Taxation of Dividends

Dividends paid by a French corporation to non-residents of France are generally subject to French withholding tax at a rate of 26.5% for corporate bodies or other legal entities (in principle to be progressively decreased to 25% in 2022 or 12.8% for individuals. Dividends paid by a French corporation in a non-cooperative State or territory, as set out in the list referred to in Article 238-0 A of the FTC other than those mentioned in 2° of 2 bis of the same Article 238-0 A of the FTC, will generally be subject to French withholding tax at a rate of 75%.

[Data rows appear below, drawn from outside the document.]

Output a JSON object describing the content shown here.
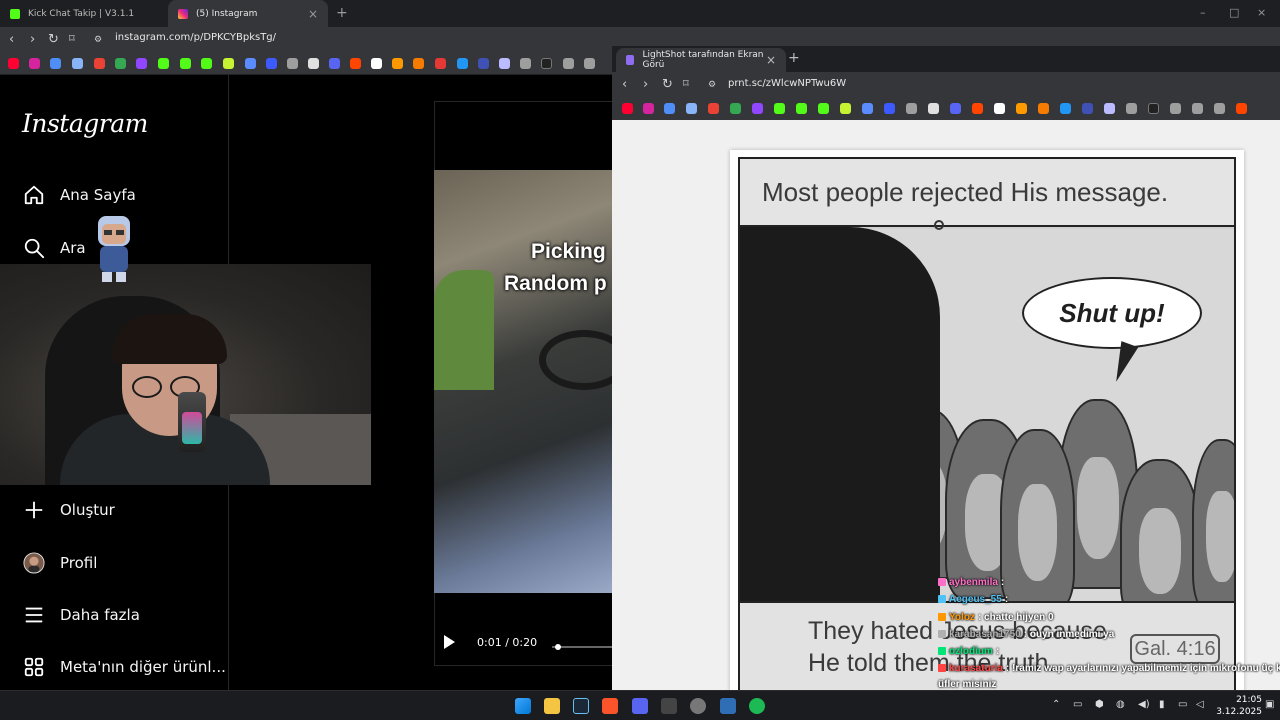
{
  "browser": {
    "tabs": [
      {
        "title": "Kick Chat Takip | V3.1.1"
      },
      {
        "title": "(5) Instagram"
      }
    ],
    "url": "instagram.com/p/DPKCYBpksTg/"
  },
  "instagram": {
    "logo": "Instagram",
    "nav": [
      {
        "label": "Ana Sayfa",
        "icon": "home-icon"
      },
      {
        "label": "Ara",
        "icon": "search-icon"
      },
      {
        "label": "Oluştur",
        "icon": "plus-icon"
      },
      {
        "label": "Profil",
        "icon": "avatar"
      },
      {
        "label": "Daha fazla",
        "icon": "menu-icon"
      },
      {
        "label": "Meta'nın diğer ürünl...",
        "icon": "apps-grid-icon"
      }
    ],
    "video": {
      "caption_line1": "Picking",
      "caption_line2": "Random p",
      "time": "0:01 / 0:20",
      "progress": 0.05
    }
  },
  "second_window": {
    "tab_title": "LightShot tarafından Ekran Görü",
    "url": "prnt.sc/zWlcwNPTwu6W"
  },
  "comic": {
    "top_text": "Most people rejected His message.",
    "bubble_text": "Shut up!",
    "bottom_line1": "They hated Jesus because",
    "bottom_line2": "He told them the truth.",
    "verse": "Gal. 4:16"
  },
  "chat": [
    {
      "user": "aybenmila",
      "message": ":",
      "color": "#ff6ec7"
    },
    {
      "user": "Aegeus_55",
      "message": ":",
      "color": "#4fc3f7"
    },
    {
      "user": "Yoloz",
      "message": ": chatte hijyen 0",
      "color": "#ff9800"
    },
    {
      "user": "karabasan1750",
      "message": ": ouyn inmedimi ya",
      "color": "#b0b0b0"
    },
    {
      "user": "ozlodium",
      "message": ":",
      "color": "#00e676"
    },
    {
      "user": "kurasaturia",
      "message": ": !ramiz wap ayarlarınızı yapabilmemiz için mikrofonu üç kez",
      "color": "#ff4444"
    },
    {
      "user": "",
      "message": "üfler misiniz",
      "color": "#ffffff"
    }
  ],
  "taskbar": {
    "time": "21:05",
    "date": "3.12.2025"
  },
  "colors": {
    "chrome_dark": "#1e1f22",
    "chrome_toolbar": "#35363a",
    "instagram_bg": "#000000"
  }
}
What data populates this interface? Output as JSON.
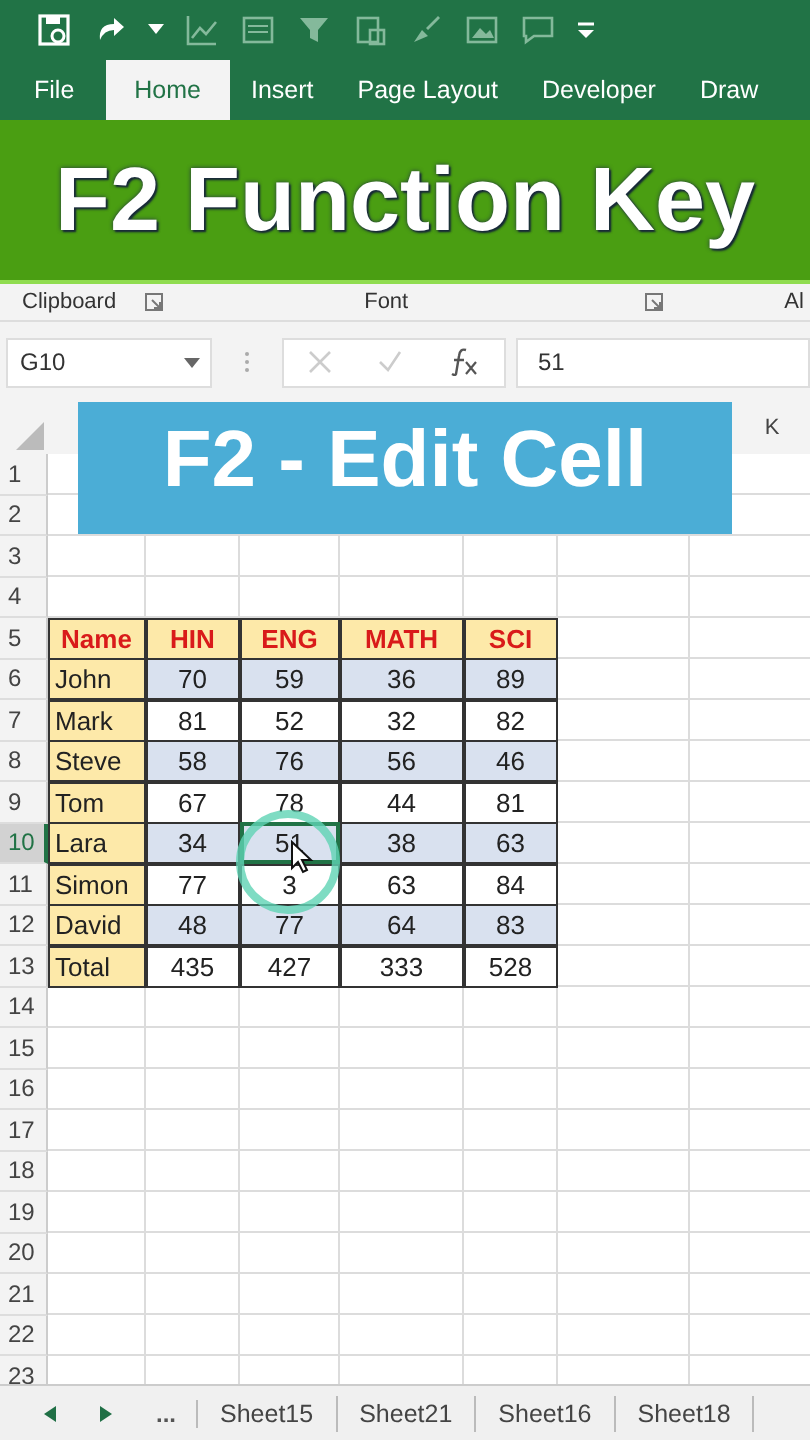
{
  "ribbon_tabs": [
    {
      "label": "File",
      "selected": false
    },
    {
      "label": "Home",
      "selected": true
    },
    {
      "label": "Insert",
      "selected": false
    },
    {
      "label": "Page Layout",
      "selected": false
    },
    {
      "label": "Developer",
      "selected": false
    },
    {
      "label": "Draw",
      "selected": false
    }
  ],
  "title_banner": "F2 Function Key",
  "ribbon_groups": [
    "Clipboard",
    "Font",
    "Al"
  ],
  "name_box": "G10",
  "formula": "51",
  "column_header": "K",
  "overlay_banner": "F2 - Edit Cell",
  "rows": [
    {
      "number": "1"
    },
    {
      "number": "2"
    },
    {
      "number": "3"
    },
    {
      "number": "4"
    },
    {
      "number": "5",
      "selected": false,
      "cells": [
        {
          "text": "Name",
          "kind": "header",
          "selected": false
        },
        {
          "text": "HIN",
          "kind": "header",
          "selected": false
        },
        {
          "text": "ENG",
          "kind": "header",
          "selected": false
        },
        {
          "text": "MATH",
          "kind": "header",
          "selected": false
        },
        {
          "text": "SCI",
          "kind": "header",
          "selected": false
        }
      ]
    },
    {
      "number": "6",
      "selected": false,
      "shaded": true,
      "cells": [
        {
          "text": "John",
          "kind": "name",
          "selected": false
        },
        {
          "text": "70",
          "kind": "value",
          "selected": false
        },
        {
          "text": "59",
          "kind": "value",
          "selected": false
        },
        {
          "text": "36",
          "kind": "value",
          "selected": false
        },
        {
          "text": "89",
          "kind": "value",
          "selected": false
        }
      ]
    },
    {
      "number": "7",
      "selected": false,
      "shaded": false,
      "cells": [
        {
          "text": "Mark",
          "kind": "name",
          "selected": false
        },
        {
          "text": "81",
          "kind": "value",
          "selected": false
        },
        {
          "text": "52",
          "kind": "value",
          "selected": false
        },
        {
          "text": "32",
          "kind": "value",
          "selected": false
        },
        {
          "text": "82",
          "kind": "value",
          "selected": false
        }
      ]
    },
    {
      "number": "8",
      "selected": false,
      "shaded": true,
      "cells": [
        {
          "text": "Steve",
          "kind": "name",
          "selected": false
        },
        {
          "text": "58",
          "kind": "value",
          "selected": false
        },
        {
          "text": "76",
          "kind": "value",
          "selected": false
        },
        {
          "text": "56",
          "kind": "value",
          "selected": false
        },
        {
          "text": "46",
          "kind": "value",
          "selected": false
        }
      ]
    },
    {
      "number": "9",
      "selected": false,
      "shaded": false,
      "cells": [
        {
          "text": "Tom",
          "kind": "name",
          "selected": false
        },
        {
          "text": "67",
          "kind": "value",
          "selected": false
        },
        {
          "text": "78",
          "kind": "value",
          "selected": false
        },
        {
          "text": "44",
          "kind": "value",
          "selected": false
        },
        {
          "text": "81",
          "kind": "value",
          "selected": false
        }
      ]
    },
    {
      "number": "10",
      "selected": true,
      "shaded": true,
      "cells": [
        {
          "text": "Lara",
          "kind": "name",
          "selected": false
        },
        {
          "text": "34",
          "kind": "value",
          "selected": false
        },
        {
          "text": "51",
          "kind": "value",
          "selected": true
        },
        {
          "text": "38",
          "kind": "value",
          "selected": false
        },
        {
          "text": "63",
          "kind": "value",
          "selected": false
        }
      ]
    },
    {
      "number": "11",
      "selected": false,
      "shaded": false,
      "cells": [
        {
          "text": "Simon",
          "kind": "name",
          "selected": false
        },
        {
          "text": "77",
          "kind": "value",
          "selected": false
        },
        {
          "text": "3",
          "kind": "value",
          "selected": false
        },
        {
          "text": "63",
          "kind": "value",
          "selected": false
        },
        {
          "text": "84",
          "kind": "value",
          "selected": false
        }
      ]
    },
    {
      "number": "12",
      "selected": false,
      "shaded": true,
      "cells": [
        {
          "text": "David",
          "kind": "name",
          "selected": false
        },
        {
          "text": "48",
          "kind": "value",
          "selected": false
        },
        {
          "text": "77",
          "kind": "value",
          "selected": false
        },
        {
          "text": "64",
          "kind": "value",
          "selected": false
        },
        {
          "text": "83",
          "kind": "value",
          "selected": false
        }
      ]
    },
    {
      "number": "13",
      "selected": false,
      "shaded": false,
      "cells": [
        {
          "text": "Total",
          "kind": "name",
          "selected": false
        },
        {
          "text": "435",
          "kind": "value",
          "selected": false
        },
        {
          "text": "427",
          "kind": "value",
          "selected": false
        },
        {
          "text": "333",
          "kind": "value",
          "selected": false
        },
        {
          "text": "528",
          "kind": "value",
          "selected": false
        }
      ]
    },
    {
      "number": "14"
    },
    {
      "number": "15"
    },
    {
      "number": "16"
    },
    {
      "number": "17"
    },
    {
      "number": "18"
    },
    {
      "number": "19"
    },
    {
      "number": "20"
    },
    {
      "number": "21"
    },
    {
      "number": "22"
    },
    {
      "number": "23"
    }
  ],
  "sheet_more": "...",
  "sheet_tabs": [
    {
      "label": "Sheet15",
      "selected": false
    },
    {
      "label": "Sheet21",
      "selected": false
    },
    {
      "label": "Sheet16",
      "selected": false
    },
    {
      "label": "Sheet18",
      "selected": false
    }
  ]
}
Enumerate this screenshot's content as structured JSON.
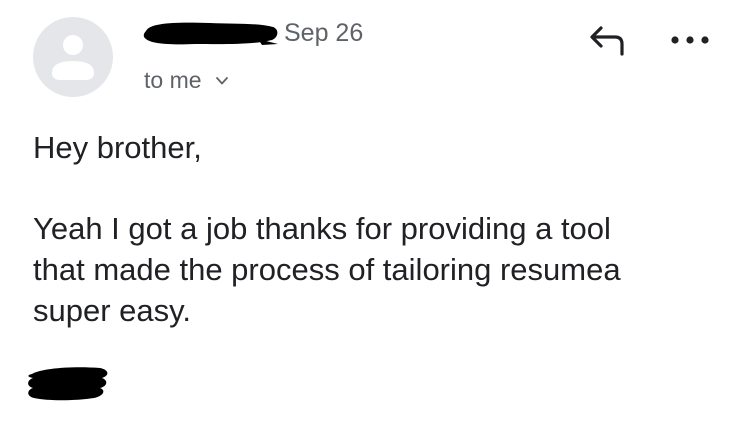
{
  "email": {
    "date": "Sep 26",
    "recipient_label": "to me",
    "greeting": "Hey brother,",
    "message": "Yeah I got a job thanks for providing a tool\nthat made the process of tailoring resumea\nsuper easy."
  },
  "icons": {
    "avatar": "person-icon",
    "recipient_toggle": "chevron-down-icon",
    "reply": "reply-arrow-icon",
    "more": "more-horizontal-icon"
  },
  "colors": {
    "text_primary": "#202124",
    "text_secondary": "#5f6368",
    "avatar_bg": "#e4e6e9",
    "avatar_fg": "#ffffff",
    "redaction": "#000000"
  }
}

However, eligible U.S. Holders, other than individuals subject to the French withholding tax at a rate of 12.8%, entitled to Treaty benefits under the “Limitation on Benefits” provision contained in the Treaty who are U.S. residents, as defined pursuant to the provisions of the Treaty, will not be subject to this 26.5% or 75% withholding tax rate, but may be subject to the withholding tax at a reduced rate (as described below).

Under the Treaty, the rate of French withholding tax on dividends paid to an eligible U.S. Holder who is a U.S. resident as defined pursuant to the provisions of the Treaty and whose ownership of the ADSs is not effectively connected with a permanent establishment or fixed base that such U.S. Holder has in France, is generally reduced to 15%, or to 5% if such U.S. Holder is a corporation and owns directly or indirectly at least 10% of the share capital of the issuer; such U.S. Holder may claim a refund from the French tax authorities of the amount withheld in excess of the Treaty rates of 15% or 5%, if any.

For U.S. Holders that are not individuals but are U.S. residents, as defined pursuant to the provisions of the Treaty, the requirements for eligibility for Treaty benefits, including the reduced 5% or 15% withholding tax rates contained in the “Limitation on Benefits” provision of the Treaty, are complex, and certain technical changes were made to these requirements by the protocol of January 13, 2009. U.S. Holders are advised to consult their own tax advisors regarding their eligibility for Treaty benefits in light of their own particular circumstances.

In the event that dividends are paid by us, dividends paid to an eligible U.S. Holder may immediately be subject to the reduced rates of 5% or 15% provided that:

such holder establishes before the date of payment that it is a U.S. resident under the Treaty by completing and providing the depositary with treaty forms (Forms 5000 and 5001); or
the depositary or other financial institution managing the U.S. Holder’s securities account in the U.S. provides the French paying agent, which will complete Forms 5000 and 5001 (as described above), with a document listing certain information about the U.S. Holder and its ADSs and a certificate whereby the financial institution managing the U.